The accounts of the Ephthalites, especially those of the Indian Hūnas, dwell on their ferocity and cruelty. They are represented as delighting in massacres and torture, and it is said that popular tradition in India still retains the story that Mihiragula used to amuse himself by rolling elephants down a precipice and watching their agonies. Their invasions shook Indian society and institutions to the foundations, but, unlike the earlier Kushans, they do not seem to have introduced new ideas into India or have acted as other than a destructive force, although they may perhaps have kept up some communication between India and Persia. The first part of Mihiragula seems to be the name of the Persian deity Mithra, but his patron deity was Śiva, and he left behind him the reputation of a ferocious persecutor of Buddhism. Many of his coins bear the Nandi bull (Śiva’s emblem), and the king’s name is preceded by the title śahi (shah), which had previously been used by the Kushan dynasty. Toramana’s coins are found plentifully in Kashmir, which, therefore, probably formed part of the Hūna dominions before Mihiragula’s time, so that when he fled there after his defeat he was taking refuge, if not with his own subjects, at least with a kindred clan.
Greek writers give a more flattering account of the Ephthalites, which may perhaps be due to the fact that they were useful to the East Roman empire as enemies of Persia and also not dangerously near. Procopius says that they were far more civilized than the Huns of Attila, and the Turkish ambassador who was received by Justin is said to have described them as ἀστικοί, which may merely mean that they lived in the cities which they conquered. The Chinese writers say that their customs were like those of the Turks; that they had no cities, lived in felt tents, were ignorant of writing and practised polyandry. Nothing whatever is known of their language, but some scholars explain the names Toramana and Jauvla as Turkish.

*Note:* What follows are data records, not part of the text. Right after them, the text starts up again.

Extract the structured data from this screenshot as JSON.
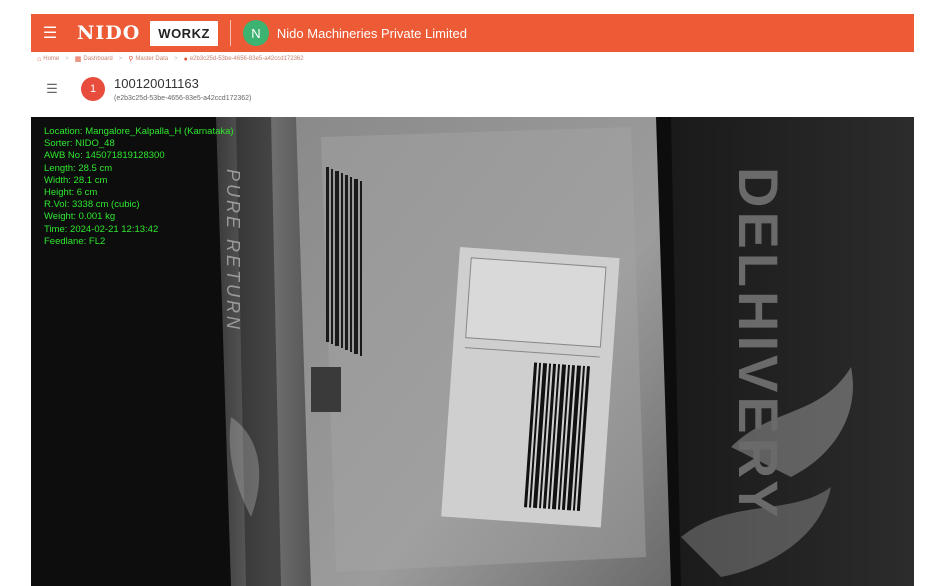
{
  "topbar": {
    "brand": "NIDO",
    "product": "WORKZ",
    "org_initial": "N",
    "org_name": "Nido Machineries Private Limited",
    "accent": "#ec5a36"
  },
  "breadcrumb": {
    "items": [
      "Home",
      "Dashboard",
      "Master Data",
      "e2b3c25d-53be-4656-83e5-a42ccd172362"
    ]
  },
  "header": {
    "avatar_initial": "1",
    "title": "100120011163",
    "subtitle": "(e2b3c25d-53be-4656-83e5-a42ccd172362)"
  },
  "scan": {
    "overlay_lines": [
      "Location: Mangalore_Kalpalla_H (Karnataka)",
      "Sorter: NIDO_48",
      "AWB No: 145071819128300",
      "Length: 28.5 cm",
      "Width: 28.1 cm",
      "Height: 6 cm",
      "R.Vol: 3338 cm (cubic)",
      "Weight: 0.001 kg",
      "Time: 2024-02-21 12:13:42",
      "Feedlane: FL2"
    ],
    "overlay_color": "#2ee82e",
    "package_text": {
      "left_vertical": "PURE RETURN",
      "right_vertical": "DELHIVERY"
    }
  }
}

For the possible connexion between the Ephthalites and the European Huns see Huns. The Chinese statement that the Hoa or Ye-tha were a section of the great Yue-Chi, and that their customs resembled those of the Turks (Tu-Kiue), is probably correct, but does not amount to much, for the relationship did not prevent them from fighting with the Yue-Chi and Turks, and means little more than that they belonged to the warlike and energetic section of central Asian nomads, which is in any case certain. They appear to have been more ferocious and less assimilative than the other conquering tribes. This may, however, be due to the fact that their contact with civilization was so short; the Yue-Chi and Turks had had some commerce with more advanced races before they played any part in political history, but the Ephthalites appear as raw barbarians, and were annihilated as a nation in little more than a hundred years. Like the Yue-Chi they have probably contributed to form some of the physical types of the Indian population, and it is noticeable that polyandry is a recognized institution among many Himalayan tribes, and is also said to be practised secretly by the Jats and other races of the plains.
Among original authorities may be consulted Procopius, Menander Protector, Cosmas Indicopleustes (trans. McCrindle, Hakluyt Society, 1897), the Kashmir chronicle Rajataranginî (trans. Stein, 1900, and Yüan Chwang). See also A. Stein, White Huns and Kindred Tribes (1905); O. Franke, Beiträge aus chinesischen Quellen zur Kenntnis der Türkvölker und Skythen (1904); Ujfalvy, Mémoire sur les Huns Blancs (1898); Drouin, Mémoire sur les Huns Ephthalites (1895); and various articles by Vincent Smith, Specht, Drouin, and E. H. Parker in the Journal of the Royal Asiatic Society, Journal asiatique, Revue numismatique, Asiatic Quarterly, &c. (C. El.)